WORK REQUEST. Whenever a line of the records below contains the word "Flurstücksliste", copy that line.

DATASET EXCERPTS.
■ ■ ■ ■ ■

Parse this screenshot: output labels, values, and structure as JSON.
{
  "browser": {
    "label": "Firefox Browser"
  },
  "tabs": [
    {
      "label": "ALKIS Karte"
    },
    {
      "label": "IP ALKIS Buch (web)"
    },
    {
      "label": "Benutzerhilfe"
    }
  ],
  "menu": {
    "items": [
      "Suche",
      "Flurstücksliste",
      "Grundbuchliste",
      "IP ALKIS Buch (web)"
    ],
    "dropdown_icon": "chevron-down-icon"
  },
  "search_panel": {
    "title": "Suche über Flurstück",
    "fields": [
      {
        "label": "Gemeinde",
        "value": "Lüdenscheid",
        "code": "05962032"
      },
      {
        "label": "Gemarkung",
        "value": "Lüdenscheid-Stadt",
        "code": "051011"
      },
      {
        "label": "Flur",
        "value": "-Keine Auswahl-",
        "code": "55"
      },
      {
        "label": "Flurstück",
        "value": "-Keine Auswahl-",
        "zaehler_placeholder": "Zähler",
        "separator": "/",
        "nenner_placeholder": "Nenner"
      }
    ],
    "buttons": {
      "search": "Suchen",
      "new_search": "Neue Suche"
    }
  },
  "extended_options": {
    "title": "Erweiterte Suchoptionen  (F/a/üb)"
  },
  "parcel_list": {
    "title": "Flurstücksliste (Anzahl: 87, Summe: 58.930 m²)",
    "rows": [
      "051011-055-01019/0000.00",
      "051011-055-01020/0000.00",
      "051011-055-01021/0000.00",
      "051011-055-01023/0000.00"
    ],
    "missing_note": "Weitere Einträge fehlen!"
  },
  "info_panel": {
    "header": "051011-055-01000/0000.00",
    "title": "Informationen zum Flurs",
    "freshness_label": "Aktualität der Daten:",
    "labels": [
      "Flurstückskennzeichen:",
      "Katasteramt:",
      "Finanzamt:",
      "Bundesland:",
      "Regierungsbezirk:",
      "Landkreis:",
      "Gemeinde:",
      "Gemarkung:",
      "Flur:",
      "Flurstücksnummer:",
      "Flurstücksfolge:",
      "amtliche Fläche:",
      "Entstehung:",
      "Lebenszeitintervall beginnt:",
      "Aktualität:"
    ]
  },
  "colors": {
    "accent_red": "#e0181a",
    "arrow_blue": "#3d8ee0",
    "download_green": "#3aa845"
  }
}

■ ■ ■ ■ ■

SOLUTION.
      "Flurstücksliste",
    "title": "Flurstücksliste (Anzahl: 87, Summe: 58.930 m²)",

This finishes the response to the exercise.